When I was in Japan in September 2014, there were a few festivals while I was there. At one of them, they had an exhibition of ikebana—flower arrangement—aka flower art. The picture above is of one of those ikebana during that festival.
I’ve been a fan of Japan and Japanese culture for more than a decade, but it wasn’t until I took a course called “Japanese Art, Architecture and Visual Culture” that I fully appreciated how much I love many Japanese things.
Scandinavian design is often called minimalist and clean (or words to similar effect), and so is Japanese design if I say so myself. Ikebana is colorful, stylish and temporary. Nothing lasts.
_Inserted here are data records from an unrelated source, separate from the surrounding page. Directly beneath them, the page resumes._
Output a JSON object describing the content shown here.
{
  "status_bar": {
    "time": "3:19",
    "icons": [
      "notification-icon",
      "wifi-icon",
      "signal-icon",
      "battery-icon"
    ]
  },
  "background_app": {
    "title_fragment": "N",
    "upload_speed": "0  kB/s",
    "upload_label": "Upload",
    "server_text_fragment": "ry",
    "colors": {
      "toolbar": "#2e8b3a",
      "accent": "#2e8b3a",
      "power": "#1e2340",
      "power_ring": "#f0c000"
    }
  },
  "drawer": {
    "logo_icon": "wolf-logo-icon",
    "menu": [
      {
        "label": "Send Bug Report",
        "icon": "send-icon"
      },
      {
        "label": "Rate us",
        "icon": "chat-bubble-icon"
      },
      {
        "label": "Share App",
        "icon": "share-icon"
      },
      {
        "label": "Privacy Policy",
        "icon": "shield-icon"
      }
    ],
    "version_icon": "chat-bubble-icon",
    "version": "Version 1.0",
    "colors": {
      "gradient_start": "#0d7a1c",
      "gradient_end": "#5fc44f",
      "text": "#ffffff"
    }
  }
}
One Japanese architecture book I have (Japanska Rum: Om Tomhet och Föränderlighet i Traditionell och Nutida Japansk Arkitektur by Kristina Fridh (excellent book btw)) says that in Japan a room isn’t a room. A room is the experience you have right that moment as you are in the room. That means that each time you enter or leave a room, it is different. Every time you move, or the light moves (if it has a window), it is a different “room”.
In view of that, ikebana as a master art form makes perfect sense. Nothing is permanent; everything is always different; even art, or especially art.